How to Attract Birds to Your Yard in Nevada

If you would like to attract more birds to your yard in Nevada, here are some tips:

  1. Provide bird feeders for different types of birds to get the most species to visit your yard.
  2. Provide a water feature such as a birdbath fountain or stream.  Ensure that the water is clean and not stagnant
  3.  Grow native plants that will provide food and shelter. Plants, trees, and shrubs that provide fruit, berries, and nuts. Blackberries, wild grasses, elderberries, serviceberries, Oaks, Beeches, Cherries, sumacs, hemlocks, Purple Coneflowers, Sunflowers, Milkweed, Cardinal Flowers, Trumpet Honeysuckle, Virginia Creeper, Buttonbush, and Dogwoods.
  4. Let your grass grow long to provide cover and seeds.
  5. Leave a brush pile to provide food, protection, and nesting opportunities for birds.
  6. Don’t use pesticides and herbicides as these may be toxic to birds and prevent the natural foraging opportunities for insects and seeds that birds will seek in your yard.
  7. Set up nest boxes to attract breeding birds and ensure they are cleaned every year.
  8. Check with local bylaws if there are any restrictions on adding feeders and ensure that they do not encourage any unwanted visitors.

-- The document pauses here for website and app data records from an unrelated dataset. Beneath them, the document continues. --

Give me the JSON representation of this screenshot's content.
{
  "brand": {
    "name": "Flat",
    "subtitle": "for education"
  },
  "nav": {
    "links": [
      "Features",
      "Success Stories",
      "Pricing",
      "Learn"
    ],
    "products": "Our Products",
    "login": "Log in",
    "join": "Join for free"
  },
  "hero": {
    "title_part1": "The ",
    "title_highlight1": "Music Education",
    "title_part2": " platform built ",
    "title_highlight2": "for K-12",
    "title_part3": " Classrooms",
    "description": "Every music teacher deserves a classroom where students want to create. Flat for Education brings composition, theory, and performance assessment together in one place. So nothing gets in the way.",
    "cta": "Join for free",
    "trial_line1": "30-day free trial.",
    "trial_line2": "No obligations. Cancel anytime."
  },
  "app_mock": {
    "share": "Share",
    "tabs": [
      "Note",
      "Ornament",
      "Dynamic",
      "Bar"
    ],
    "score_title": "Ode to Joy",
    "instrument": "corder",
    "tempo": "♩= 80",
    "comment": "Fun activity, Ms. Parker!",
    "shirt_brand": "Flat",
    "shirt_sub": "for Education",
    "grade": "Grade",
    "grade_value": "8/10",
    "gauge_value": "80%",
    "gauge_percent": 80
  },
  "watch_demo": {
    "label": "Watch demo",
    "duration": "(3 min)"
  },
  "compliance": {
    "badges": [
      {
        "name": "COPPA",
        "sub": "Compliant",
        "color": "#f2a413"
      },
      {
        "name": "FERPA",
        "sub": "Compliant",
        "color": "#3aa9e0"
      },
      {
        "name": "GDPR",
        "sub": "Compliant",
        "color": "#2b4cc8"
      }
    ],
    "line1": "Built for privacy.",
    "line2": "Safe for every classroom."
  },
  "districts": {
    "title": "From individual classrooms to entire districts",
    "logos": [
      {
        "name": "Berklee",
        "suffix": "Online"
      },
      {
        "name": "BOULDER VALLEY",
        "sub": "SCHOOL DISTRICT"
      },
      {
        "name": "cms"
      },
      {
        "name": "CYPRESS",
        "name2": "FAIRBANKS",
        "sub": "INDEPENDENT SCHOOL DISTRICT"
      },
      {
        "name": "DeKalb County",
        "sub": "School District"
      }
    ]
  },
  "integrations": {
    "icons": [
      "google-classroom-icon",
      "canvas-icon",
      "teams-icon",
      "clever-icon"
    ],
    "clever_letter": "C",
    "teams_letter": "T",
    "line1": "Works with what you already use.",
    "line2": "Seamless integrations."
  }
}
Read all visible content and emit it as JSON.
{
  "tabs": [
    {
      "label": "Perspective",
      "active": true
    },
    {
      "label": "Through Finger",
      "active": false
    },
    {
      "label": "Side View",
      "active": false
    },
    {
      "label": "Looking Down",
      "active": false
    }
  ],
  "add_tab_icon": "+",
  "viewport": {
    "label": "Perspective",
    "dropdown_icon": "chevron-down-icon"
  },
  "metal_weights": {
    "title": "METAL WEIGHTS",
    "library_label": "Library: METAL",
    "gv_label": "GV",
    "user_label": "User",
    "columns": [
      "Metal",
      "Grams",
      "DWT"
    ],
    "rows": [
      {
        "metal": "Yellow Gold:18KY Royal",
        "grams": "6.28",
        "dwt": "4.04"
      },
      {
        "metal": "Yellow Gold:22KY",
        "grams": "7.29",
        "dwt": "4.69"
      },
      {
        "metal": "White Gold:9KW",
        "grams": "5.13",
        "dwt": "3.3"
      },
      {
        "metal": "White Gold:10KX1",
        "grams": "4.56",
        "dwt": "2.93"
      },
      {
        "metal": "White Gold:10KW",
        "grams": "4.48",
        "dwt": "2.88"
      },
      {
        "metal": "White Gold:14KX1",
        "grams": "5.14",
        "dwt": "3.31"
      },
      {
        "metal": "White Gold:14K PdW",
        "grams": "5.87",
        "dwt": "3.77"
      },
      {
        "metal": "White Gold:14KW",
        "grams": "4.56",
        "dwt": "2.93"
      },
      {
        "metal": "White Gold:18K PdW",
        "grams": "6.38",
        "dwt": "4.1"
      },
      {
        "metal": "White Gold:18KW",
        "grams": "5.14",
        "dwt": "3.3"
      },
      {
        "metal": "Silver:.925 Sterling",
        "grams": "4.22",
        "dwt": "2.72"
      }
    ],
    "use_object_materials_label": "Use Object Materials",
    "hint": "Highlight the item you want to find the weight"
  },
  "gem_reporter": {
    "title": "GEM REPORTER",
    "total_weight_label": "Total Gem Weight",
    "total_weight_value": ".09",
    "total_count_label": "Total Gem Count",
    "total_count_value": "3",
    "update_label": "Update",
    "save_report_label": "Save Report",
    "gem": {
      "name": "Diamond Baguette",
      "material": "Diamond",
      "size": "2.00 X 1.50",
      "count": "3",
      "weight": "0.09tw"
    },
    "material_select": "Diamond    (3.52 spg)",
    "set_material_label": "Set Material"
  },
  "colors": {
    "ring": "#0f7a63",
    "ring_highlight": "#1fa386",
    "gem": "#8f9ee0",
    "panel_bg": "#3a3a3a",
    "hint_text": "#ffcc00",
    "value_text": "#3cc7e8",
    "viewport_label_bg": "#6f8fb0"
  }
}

How to Identify Birds in Nevada

Here are some tips to help you identify birds:

  1. Size – Size is the easiest thing to notice about a bird.  Birds are often measured in inches or centimeters in guide books.  It’s best to take a note of the bird in terms of small, medium, or large to be able to look for it later. A small bird is about the size of a sparrow, a medium bird is about the size of a pigeon, and a large bird is the size of a goose.
  2. Shape – Take note of the silhouette of the bird and jot it down or draw the outline.  Look at tail length, bill shape, wing shape, and overall body shape.
  3. Color pattern – Take a note of the main color of the head, back, belly, wings, and tail for the main color and then any secondary colors or patterns. Also, take note of any patterns such as banding, spots, or highlights.
  4. Behavior – Are they on the ground or high up in the trees. Are they in flocks or on their own?  Can you spot what they are eating?
  5. Habitat – Woodlands, parks, shrubs, grasslands or meadows, shore or marsh.
  6. Use a bird identification app such as those created by ebird or Audubon

Birds to Spot if Out Birding in Nevada

If you go out Birding in Nevada, these are other birds that you may be able to spot:

  1. Mallard
  2. American Coot
  3. Canada Goose
  4. Red-tailed Hawk
  5. Killdeer
  6. Ruddy Duck
  7. Pied-billed Grebe
  8. California Quail
  9. Northern Harrier
  10. Great Blue Heron
  11. American Kestrel
  12. Double-crested Cormorant
  13. Northern Shoveler
  14. Turkey Vulture
  15. Eared Grebe
  16. Ring-billed Gull
  17. Cooper’s Hawk
  18. Great Egret
  19. White-faced Ibis
  20. American Avocet
  21. Greater Roadrunner
  22. Belted Kingfisher
  23. Snowy Egret
  24. American White Pelican
  25. Great Horned Owl
  26. Osprey
  27. Golden Eagle
  28. Wilson’s Phalarope